Objectives (observable and measurable): Students will determine what is the importance of
sustaining biodiversity to support and enhance life on Earth and some potential causes of
extinction and speciation.

Materials:
 https://sciencing.com/humans-affected-planets-biodiversity-positive-negative-ways-
2286.html
 https://opentextbc.ca/biology2eopenstax/chapter/the-importance-of-biodiversity-to-
human-life/
 https://www.biointeractive.org/sites/default/files/WildCam_HumanImpacts_Student.p
df
 https://quizizz.com/admin/quiz/56bbca04d7b5daa37f3d0f51/biodiversity-and-human-
impact

Proactive Behavior Management: Teacher mobility and proximity control is used (teacher
does not stand in one spot. Providing students with numerous opportunities to respond to teacher
questions. A motivation system to reward desirable behavior is in place.

Provisions for Student Learning: I will promote participation by creating a class dojo account
the tracks students’ points earned. Once students earn a certain number of points, they can
receive prizes such as, no homework passes. bonus points on assessments, lunch bunches etc.
Procedures:
 Introductory/Developmental Activities
o Warm Up/Opening (Also known as a Bellringer: Explain why evolution will
never become a scientific law. Explain why evolution is accepted even though it
is “just a theory”.
o Motivator/Bridge (Also known as an Activator): Explain how biodiversity loss
can impact crop diversity. Crop plants are derived from wild plants, and genes
from wild relatives are frequently brought into crop varieties by plant breeders to
add valued characteristics to the crops. If the wild species are lost, then this
genetic variation would no longer be available.
o Describe two types of compounds from living things that are used as medications.
Secondary plant compounds are toxins produced by plants to kill predators trying
to eat them; some of these compounds can be used as drugs. Animal toxins such
as snake venom can also be used as drugs. (Alternate answer: antibiotics are
compounds produced by bacteria and fungi which can be used to kill bacteria.)

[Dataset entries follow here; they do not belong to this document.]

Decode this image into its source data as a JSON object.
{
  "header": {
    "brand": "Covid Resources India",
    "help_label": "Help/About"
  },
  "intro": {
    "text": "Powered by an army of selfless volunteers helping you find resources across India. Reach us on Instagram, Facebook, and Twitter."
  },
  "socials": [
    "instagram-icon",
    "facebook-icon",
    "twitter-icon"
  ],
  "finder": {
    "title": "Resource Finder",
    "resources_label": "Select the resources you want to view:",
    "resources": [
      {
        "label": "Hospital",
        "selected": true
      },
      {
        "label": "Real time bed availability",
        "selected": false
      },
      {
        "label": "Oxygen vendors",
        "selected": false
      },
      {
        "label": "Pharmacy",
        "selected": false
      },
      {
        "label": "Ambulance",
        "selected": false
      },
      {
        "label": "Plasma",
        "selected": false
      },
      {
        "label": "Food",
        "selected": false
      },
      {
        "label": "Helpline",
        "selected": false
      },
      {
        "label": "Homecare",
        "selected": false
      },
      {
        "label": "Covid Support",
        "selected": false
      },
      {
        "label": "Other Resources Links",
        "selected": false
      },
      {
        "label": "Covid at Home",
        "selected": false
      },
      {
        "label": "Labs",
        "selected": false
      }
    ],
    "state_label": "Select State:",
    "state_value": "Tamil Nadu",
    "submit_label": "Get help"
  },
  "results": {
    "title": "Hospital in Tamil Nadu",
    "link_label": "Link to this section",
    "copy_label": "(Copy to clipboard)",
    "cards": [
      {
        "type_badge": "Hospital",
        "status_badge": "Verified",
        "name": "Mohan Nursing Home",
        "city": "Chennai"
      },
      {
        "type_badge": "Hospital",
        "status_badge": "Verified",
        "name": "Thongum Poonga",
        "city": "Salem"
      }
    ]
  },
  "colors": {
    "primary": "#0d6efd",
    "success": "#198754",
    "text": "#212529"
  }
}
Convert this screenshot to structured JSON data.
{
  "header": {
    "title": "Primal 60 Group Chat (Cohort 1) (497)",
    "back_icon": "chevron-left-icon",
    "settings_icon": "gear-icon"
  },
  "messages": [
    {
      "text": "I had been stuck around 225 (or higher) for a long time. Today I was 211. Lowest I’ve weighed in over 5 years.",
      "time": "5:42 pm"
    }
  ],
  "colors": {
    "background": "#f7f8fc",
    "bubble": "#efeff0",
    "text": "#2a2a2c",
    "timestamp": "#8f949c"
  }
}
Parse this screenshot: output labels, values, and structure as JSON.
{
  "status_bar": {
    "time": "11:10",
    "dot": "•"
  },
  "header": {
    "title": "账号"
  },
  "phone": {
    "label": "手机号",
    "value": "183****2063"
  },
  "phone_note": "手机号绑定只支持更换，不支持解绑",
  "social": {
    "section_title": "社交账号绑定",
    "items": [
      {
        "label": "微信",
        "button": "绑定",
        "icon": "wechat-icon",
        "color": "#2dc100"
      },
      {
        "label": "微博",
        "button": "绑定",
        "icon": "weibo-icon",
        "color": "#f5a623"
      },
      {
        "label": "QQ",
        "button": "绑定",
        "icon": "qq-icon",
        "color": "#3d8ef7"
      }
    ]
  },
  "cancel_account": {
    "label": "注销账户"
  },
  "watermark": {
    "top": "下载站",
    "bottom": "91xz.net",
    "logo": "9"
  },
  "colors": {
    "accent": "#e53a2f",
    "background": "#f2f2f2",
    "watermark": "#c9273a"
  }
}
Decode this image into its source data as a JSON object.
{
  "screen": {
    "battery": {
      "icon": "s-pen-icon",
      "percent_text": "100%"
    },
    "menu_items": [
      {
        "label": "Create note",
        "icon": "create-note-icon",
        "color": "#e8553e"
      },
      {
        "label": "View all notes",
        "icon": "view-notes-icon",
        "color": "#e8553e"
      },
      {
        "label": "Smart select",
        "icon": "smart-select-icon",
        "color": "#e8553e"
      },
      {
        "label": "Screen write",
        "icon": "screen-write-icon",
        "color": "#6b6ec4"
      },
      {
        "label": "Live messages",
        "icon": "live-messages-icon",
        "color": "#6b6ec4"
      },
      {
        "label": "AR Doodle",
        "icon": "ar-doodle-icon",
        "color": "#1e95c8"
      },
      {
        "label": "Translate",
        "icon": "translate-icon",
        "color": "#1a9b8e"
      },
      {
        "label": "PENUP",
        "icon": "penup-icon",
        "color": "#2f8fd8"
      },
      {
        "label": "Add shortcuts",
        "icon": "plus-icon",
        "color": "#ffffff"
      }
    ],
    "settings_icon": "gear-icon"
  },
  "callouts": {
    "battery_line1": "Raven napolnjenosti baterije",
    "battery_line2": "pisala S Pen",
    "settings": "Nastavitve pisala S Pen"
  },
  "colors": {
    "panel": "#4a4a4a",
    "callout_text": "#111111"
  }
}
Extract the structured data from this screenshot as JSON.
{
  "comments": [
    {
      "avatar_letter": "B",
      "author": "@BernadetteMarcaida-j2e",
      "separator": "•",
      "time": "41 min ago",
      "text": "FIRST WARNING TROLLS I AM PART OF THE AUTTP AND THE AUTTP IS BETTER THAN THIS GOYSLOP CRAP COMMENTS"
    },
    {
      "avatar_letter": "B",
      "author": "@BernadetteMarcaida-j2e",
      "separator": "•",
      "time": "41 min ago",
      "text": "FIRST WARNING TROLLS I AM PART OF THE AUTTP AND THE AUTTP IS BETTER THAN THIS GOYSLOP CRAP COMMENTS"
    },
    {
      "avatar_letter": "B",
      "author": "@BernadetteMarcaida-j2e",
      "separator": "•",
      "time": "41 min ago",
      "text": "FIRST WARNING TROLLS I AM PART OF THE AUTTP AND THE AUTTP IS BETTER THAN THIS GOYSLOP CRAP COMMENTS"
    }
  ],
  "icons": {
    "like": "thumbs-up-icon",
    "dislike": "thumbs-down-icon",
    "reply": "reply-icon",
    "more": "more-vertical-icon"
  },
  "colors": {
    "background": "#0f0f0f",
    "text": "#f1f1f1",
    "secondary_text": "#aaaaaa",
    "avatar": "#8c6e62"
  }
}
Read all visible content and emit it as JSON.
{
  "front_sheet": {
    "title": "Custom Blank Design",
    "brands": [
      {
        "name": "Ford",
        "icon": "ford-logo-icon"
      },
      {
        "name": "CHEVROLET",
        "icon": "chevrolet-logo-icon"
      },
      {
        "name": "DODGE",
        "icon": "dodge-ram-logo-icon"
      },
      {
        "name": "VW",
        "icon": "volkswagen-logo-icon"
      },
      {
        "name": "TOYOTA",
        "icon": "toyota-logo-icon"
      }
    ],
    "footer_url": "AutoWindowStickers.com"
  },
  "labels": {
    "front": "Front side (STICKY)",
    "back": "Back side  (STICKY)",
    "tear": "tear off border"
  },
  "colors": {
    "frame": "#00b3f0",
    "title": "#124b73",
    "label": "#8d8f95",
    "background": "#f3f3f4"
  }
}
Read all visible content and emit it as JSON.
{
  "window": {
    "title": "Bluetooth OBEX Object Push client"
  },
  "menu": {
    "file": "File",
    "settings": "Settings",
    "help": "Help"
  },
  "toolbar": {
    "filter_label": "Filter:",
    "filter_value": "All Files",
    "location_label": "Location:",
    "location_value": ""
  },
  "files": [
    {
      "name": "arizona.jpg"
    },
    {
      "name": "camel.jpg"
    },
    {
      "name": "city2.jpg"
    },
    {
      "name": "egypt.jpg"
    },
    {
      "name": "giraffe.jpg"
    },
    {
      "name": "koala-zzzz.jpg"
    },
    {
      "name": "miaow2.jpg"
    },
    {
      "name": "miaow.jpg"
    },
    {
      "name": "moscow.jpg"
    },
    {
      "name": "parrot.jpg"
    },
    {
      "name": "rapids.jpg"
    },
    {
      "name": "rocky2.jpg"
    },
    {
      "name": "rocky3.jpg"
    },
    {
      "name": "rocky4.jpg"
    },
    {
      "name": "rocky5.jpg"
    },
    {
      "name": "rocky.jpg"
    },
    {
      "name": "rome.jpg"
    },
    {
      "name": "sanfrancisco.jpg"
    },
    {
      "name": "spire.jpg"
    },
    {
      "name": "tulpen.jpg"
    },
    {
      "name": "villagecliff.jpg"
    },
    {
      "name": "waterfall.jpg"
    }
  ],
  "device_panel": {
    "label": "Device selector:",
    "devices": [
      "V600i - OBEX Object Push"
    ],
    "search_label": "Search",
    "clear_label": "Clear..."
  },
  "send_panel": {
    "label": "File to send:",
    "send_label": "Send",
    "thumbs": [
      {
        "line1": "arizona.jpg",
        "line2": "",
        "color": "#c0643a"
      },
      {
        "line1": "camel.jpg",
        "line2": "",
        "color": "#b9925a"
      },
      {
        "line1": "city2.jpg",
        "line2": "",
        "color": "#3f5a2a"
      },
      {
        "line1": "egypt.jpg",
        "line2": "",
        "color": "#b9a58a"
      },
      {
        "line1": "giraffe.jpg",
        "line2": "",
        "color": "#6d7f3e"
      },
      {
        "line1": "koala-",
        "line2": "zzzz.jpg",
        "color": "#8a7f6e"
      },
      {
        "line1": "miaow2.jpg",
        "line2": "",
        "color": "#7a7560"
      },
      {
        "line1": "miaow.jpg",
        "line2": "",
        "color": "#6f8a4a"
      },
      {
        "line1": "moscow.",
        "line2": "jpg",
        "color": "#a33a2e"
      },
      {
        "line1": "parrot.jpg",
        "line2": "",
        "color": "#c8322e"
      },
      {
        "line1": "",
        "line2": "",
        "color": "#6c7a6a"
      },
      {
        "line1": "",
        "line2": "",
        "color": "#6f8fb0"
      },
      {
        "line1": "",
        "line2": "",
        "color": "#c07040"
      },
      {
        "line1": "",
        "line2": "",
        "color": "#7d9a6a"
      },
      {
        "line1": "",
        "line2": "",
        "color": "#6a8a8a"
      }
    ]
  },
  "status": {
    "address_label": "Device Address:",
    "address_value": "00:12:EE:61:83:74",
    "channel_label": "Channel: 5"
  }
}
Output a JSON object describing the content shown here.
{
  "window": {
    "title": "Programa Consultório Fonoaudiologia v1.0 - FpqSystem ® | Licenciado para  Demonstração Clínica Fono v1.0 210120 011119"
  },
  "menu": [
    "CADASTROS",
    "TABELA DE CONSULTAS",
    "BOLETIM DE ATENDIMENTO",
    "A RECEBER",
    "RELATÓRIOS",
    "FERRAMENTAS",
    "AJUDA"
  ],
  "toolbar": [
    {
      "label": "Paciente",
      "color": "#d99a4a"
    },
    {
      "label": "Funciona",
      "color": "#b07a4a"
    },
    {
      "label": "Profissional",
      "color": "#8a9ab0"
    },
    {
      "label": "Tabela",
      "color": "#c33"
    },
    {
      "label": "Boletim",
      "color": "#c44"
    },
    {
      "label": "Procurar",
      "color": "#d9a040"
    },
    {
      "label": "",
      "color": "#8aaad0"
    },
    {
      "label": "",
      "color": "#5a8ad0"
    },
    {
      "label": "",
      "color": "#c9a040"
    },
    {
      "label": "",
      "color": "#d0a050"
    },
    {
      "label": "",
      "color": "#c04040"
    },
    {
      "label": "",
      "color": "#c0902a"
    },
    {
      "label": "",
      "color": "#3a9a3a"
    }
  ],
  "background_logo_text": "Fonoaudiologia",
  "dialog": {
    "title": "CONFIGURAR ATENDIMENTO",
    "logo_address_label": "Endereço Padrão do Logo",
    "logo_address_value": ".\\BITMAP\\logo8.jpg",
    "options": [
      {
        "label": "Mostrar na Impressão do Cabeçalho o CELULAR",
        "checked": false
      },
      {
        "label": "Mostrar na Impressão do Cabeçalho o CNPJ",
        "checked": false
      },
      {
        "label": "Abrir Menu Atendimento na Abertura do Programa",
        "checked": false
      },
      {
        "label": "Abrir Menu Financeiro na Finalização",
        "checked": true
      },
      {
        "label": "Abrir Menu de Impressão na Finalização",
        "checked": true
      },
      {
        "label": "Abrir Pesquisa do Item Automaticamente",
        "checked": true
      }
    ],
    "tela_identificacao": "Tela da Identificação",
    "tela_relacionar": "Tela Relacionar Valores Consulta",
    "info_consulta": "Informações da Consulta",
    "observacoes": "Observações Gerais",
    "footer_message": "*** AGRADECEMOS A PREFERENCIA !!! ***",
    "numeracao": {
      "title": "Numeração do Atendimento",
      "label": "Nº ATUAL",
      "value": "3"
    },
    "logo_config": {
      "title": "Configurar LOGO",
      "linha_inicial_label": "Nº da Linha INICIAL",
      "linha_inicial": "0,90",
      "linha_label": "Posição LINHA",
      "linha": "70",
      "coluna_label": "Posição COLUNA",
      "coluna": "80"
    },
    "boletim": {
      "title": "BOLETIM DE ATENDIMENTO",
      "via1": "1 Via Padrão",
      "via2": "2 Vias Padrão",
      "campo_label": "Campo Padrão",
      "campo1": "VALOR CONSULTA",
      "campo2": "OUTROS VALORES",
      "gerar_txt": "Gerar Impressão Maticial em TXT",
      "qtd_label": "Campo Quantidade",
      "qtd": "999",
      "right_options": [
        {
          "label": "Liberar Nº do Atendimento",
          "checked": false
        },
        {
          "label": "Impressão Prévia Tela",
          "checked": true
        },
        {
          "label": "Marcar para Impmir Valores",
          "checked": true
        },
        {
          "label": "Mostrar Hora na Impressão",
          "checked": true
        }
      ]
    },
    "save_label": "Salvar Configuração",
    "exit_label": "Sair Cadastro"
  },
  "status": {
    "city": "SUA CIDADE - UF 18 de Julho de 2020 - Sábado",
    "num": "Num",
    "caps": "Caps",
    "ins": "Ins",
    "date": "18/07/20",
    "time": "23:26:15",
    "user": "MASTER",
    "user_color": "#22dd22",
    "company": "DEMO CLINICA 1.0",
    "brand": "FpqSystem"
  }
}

 Instructional Strategies: Competent communication with all students is observed.


Review natural selection and adaptation. Define Biodiversity. Go over writing prompt
and rubric.

 Guided Practice and Independent Tasks


o Guided Practice: Compare the affects that humans have on biodiversity and vice
versa.
o Independent Tasks: Write an essay in which you discuss, what are some impacts
of human activity on biodiversity

 Summary/Closure (also known as a summarizer): Students respond to


discussion question, “What is the importance of sustaining biodiversity to support and
enhance life on Earth?”

Adaptations: Have students complete a C-E-R chart before beginning essay. The C-E-R chart
will allow students to clearly organize their thoughts and develop a thesis.

Assessment: Complete 12 questions on Quizizz

Extension Activities: Human impacts on biodiversity bio interactive.

Review/Reinforcement (Homework):
What is biodiversity, how do humans affect it, and how does it affect humans?